Before you return the lines below, strip out any images and keep every word as written.

########################################

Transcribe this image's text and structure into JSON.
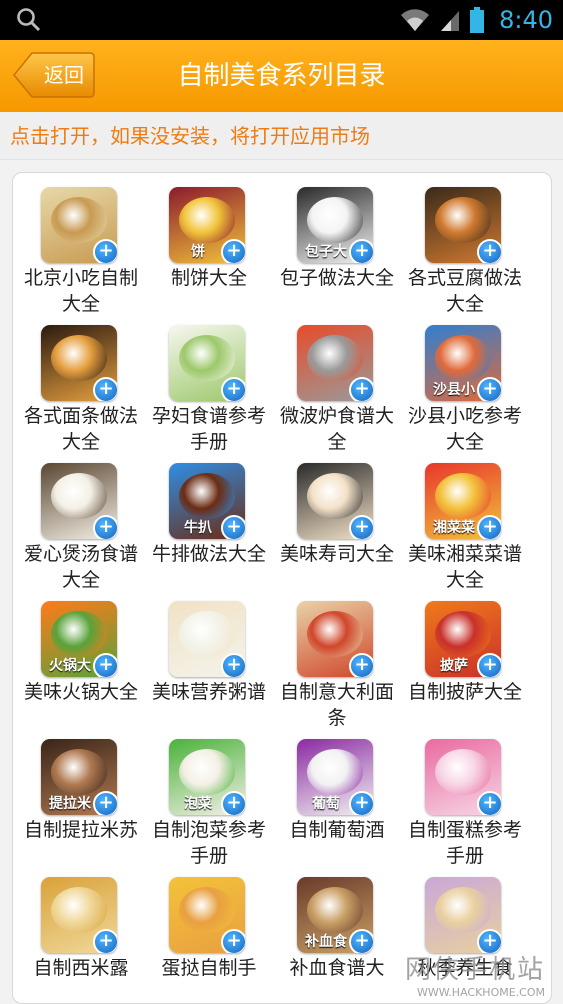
{
  "status_bar": {
    "time": "8:40"
  },
  "header": {
    "back_label": "返回",
    "title": "自制美食系列目录"
  },
  "notice": "点击打开，如果没安装，将打开应用市场",
  "apps": [
    {
      "name": "北京小吃自制大全",
      "icon": "pastry-icon",
      "colors": [
        "#e7d8a8",
        "#c89a52"
      ],
      "tag": ""
    },
    {
      "name": "制饼大全",
      "icon": "pancake-icon",
      "colors": [
        "#8b1a2e",
        "#f2c43a"
      ],
      "tag": "饼"
    },
    {
      "name": "包子做法大全",
      "icon": "bun-icon",
      "colors": [
        "#2a2a2a",
        "#f4f4f4"
      ],
      "tag": "包子大"
    },
    {
      "name": "各式豆腐做法大全",
      "icon": "tofu-icon",
      "colors": [
        "#3a2a1a",
        "#d07a30"
      ],
      "tag": ""
    },
    {
      "name": "各式面条做法大全",
      "icon": "noodle-icon",
      "colors": [
        "#2b1a10",
        "#e6a040"
      ],
      "tag": ""
    },
    {
      "name": "孕妇食谱参考手册",
      "icon": "mother-icon",
      "colors": [
        "#f7f7ef",
        "#9cc86a"
      ],
      "tag": ""
    },
    {
      "name": "微波炉食谱大全",
      "icon": "microwave-icon",
      "colors": [
        "#e74c2a",
        "#9a9a9a"
      ],
      "tag": ""
    },
    {
      "name": "沙县小吃参考大全",
      "icon": "soup-icon",
      "colors": [
        "#2f7fd1",
        "#e06a3a"
      ],
      "tag": "沙县小"
    },
    {
      "name": "爱心煲汤食谱大全",
      "icon": "hotpot-icon",
      "colors": [
        "#5a4632",
        "#f4f0e6"
      ],
      "tag": ""
    },
    {
      "name": "牛排做法大全",
      "icon": "steak-icon",
      "colors": [
        "#2f8ee5",
        "#6b2c14"
      ],
      "tag": "牛扒"
    },
    {
      "name": "美味寿司大全",
      "icon": "sushi-icon",
      "colors": [
        "#2a2a2a",
        "#f3e2c8"
      ],
      "tag": ""
    },
    {
      "name": "美味湘菜菜谱大全",
      "icon": "hunan-dish-icon",
      "colors": [
        "#e8372c",
        "#f2c23a"
      ],
      "tag": "湘菜菜"
    },
    {
      "name": "美味火锅大全",
      "icon": "hot-pot-icon",
      "colors": [
        "#ff7a1a",
        "#5aa23a"
      ],
      "tag": "火锅大"
    },
    {
      "name": "美味营养粥谱",
      "icon": "porridge-icon",
      "colors": [
        "#f2e2c6",
        "#f3f3ea"
      ],
      "tag": ""
    },
    {
      "name": "自制意大利面条",
      "icon": "pasta-icon",
      "colors": [
        "#e8d2a8",
        "#d0462a"
      ],
      "tag": ""
    },
    {
      "name": "自制披萨大全",
      "icon": "pizza-icon",
      "colors": [
        "#f07a1a",
        "#c9302a"
      ],
      "tag": "披萨"
    },
    {
      "name": "自制提拉米苏",
      "icon": "tiramisu-icon",
      "colors": [
        "#3a2418",
        "#b07a52"
      ],
      "tag": "提拉米"
    },
    {
      "name": "自制泡菜参考手册",
      "icon": "kimchi-icon",
      "colors": [
        "#4ab23a",
        "#f4f0e6"
      ],
      "tag": "泡菜"
    },
    {
      "name": "自制葡萄酒",
      "icon": "wine-icon",
      "colors": [
        "#8a2aa2",
        "#f2f2f2"
      ],
      "tag": "葡萄"
    },
    {
      "name": "自制蛋糕参考手册",
      "icon": "cupcake-icon",
      "colors": [
        "#e96aa0",
        "#f7d6e6"
      ],
      "tag": ""
    },
    {
      "name": "自制西米露",
      "icon": "sago-icon",
      "colors": [
        "#d9a23a",
        "#f0d89a"
      ],
      "tag": ""
    },
    {
      "name": "蛋挞自制手",
      "icon": "egg-tart-icon",
      "colors": [
        "#f4c23a",
        "#e8a040"
      ],
      "tag": ""
    },
    {
      "name": "补血食谱大",
      "icon": "blood-soup-icon",
      "colors": [
        "#6a3a2a",
        "#c9a066"
      ],
      "tag": "补血食"
    },
    {
      "name": "秋季养生食",
      "icon": "autumn-dish-icon",
      "colors": [
        "#c9a8d8",
        "#e8d0a0"
      ],
      "tag": ""
    }
  ],
  "watermark": {
    "cn": "网侠手机站",
    "url": "WWW.HACKHOME.COM"
  }
}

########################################

• [Solution to the problem]
Transcribe this image's text and structure into JSON.
{
  "status_bar": {
    "time": "8:40"
  },
  "header": {
    "back_label": "返回",
    "title": "自制美食系列目录"
  },
  "notice": "点击打开，如果没安装，将打开应用市场",
  "apps": [
    {
      "name": "北京小吃自制大全",
      "icon": "pastry-icon",
      "colors": [
        "#e7d8a8",
        "#c89a52"
      ],
      "tag": ""
    },
    {
      "name": "制饼大全",
      "icon": "pancake-icon",
      "colors": [
        "#8b1a2e",
        "#f2c43a"
      ],
      "tag": "饼"
    },
    {
      "name": "包子做法大全",
      "icon": "bun-icon",
      "colors": [
        "#2a2a2a",
        "#f4f4f4"
      ],
      "tag": "包子大"
    },
    {
      "name": "各式豆腐做法大全",
      "icon": "tofu-icon",
      "colors": [
        "#3a2a1a",
        "#d07a30"
      ],
      "tag": ""
    },
    {
      "name": "各式面条做法大全",
      "icon": "noodle-icon",
      "colors": [
        "#2b1a10",
        "#e6a040"
      ],
      "tag": ""
    },
    {
      "name": "孕妇食谱参考手册",
      "icon": "mother-icon",
      "colors": [
        "#f7f7ef",
        "#9cc86a"
      ],
      "tag": ""
    },
    {
      "name": "微波炉食谱大全",
      "icon": "microwave-icon",
      "colors": [
        "#e74c2a",
        "#9a9a9a"
      ],
      "tag": ""
    },
    {
      "name": "沙县小吃参考大全",
      "icon": "soup-icon",
      "colors": [
        "#2f7fd1",
        "#e06a3a"
      ],
      "tag": "沙县小"
    },
    {
      "name": "爱心煲汤食谱大全",
      "icon": "hotpot-icon",
      "colors": [
        "#5a4632",
        "#f4f0e6"
      ],
      "tag": ""
    },
    {
      "name": "牛排做法大全",
      "icon": "steak-icon",
      "colors": [
        "#2f8ee5",
        "#6b2c14"
      ],
      "tag": "牛扒"
    },
    {
      "name": "美味寿司大全",
      "icon": "sushi-icon",
      "colors": [
        "#2a2a2a",
        "#f3e2c8"
      ],
      "tag": ""
    },
    {
      "name": "美味湘菜菜谱大全",
      "icon": "hunan-dish-icon",
      "colors": [
        "#e8372c",
        "#f2c23a"
      ],
      "tag": "湘菜菜"
    },
    {
      "name": "美味火锅大全",
      "icon": "hot-pot-icon",
      "colors": [
        "#ff7a1a",
        "#5aa23a"
      ],
      "tag": "火锅大"
    },
    {
      "name": "美味营养粥谱",
      "icon": "porridge-icon",
      "colors": [
        "#f2e2c6",
        "#f3f3ea"
      ],
      "tag": ""
    },
    {
      "name": "自制意大利面条",
      "icon": "pasta-icon",
      "colors": [
        "#e8d2a8",
        "#d0462a"
      ],
      "tag": ""
    },
    {
      "name": "自制披萨大全",
      "icon": "pizza-icon",
      "colors": [
        "#f07a1a",
        "#c9302a"
      ],
      "tag": "披萨"
    },
    {
      "name": "自制提拉米苏",
      "icon": "tiramisu-icon",
      "colors": [
        "#3a2418",
        "#b07a52"
      ],
      "tag": "提拉米"
    },
    {
      "name": "自制泡菜参考手册",
      "icon": "kimchi-icon",
      "colors": [
        "#4ab23a",
        "#f4f0e6"
      ],
      "tag": "泡菜"
    },
    {
      "name": "自制葡萄酒",
      "icon": "wine-icon",
      "colors": [
        "#8a2aa2",
        "#f2f2f2"
      ],
      "tag": "葡萄"
    },
    {
      "name": "自制蛋糕参考手册",
      "icon": "cupcake-icon",
      "colors": [
        "#e96aa0",
        "#f7d6e6"
      ],
      "tag": ""
    },
    {
      "name": "自制西米露",
      "icon": "sago-icon",
      "colors": [
        "#d9a23a",
        "#f0d89a"
      ],
      "tag": ""
    },
    {
      "name": "蛋挞自制手",
      "icon": "egg-tart-icon",
      "colors": [
        "#f4c23a",
        "#e8a040"
      ],
      "tag": ""
    },
    {
      "name": "补血食谱大",
      "icon": "blood-soup-icon",
      "colors": [
        "#6a3a2a",
        "#c9a066"
      ],
      "tag": "补血食"
    },
    {
      "name": "秋季养生食",
      "icon": "autumn-dish-icon",
      "colors": [
        "#c9a8d8",
        "#e8d0a0"
      ],
      "tag": ""
    }
  ],
  "watermark": {
    "cn": "网侠手机站",
    "url": "WWW.HACKHOME.COM"
  }
}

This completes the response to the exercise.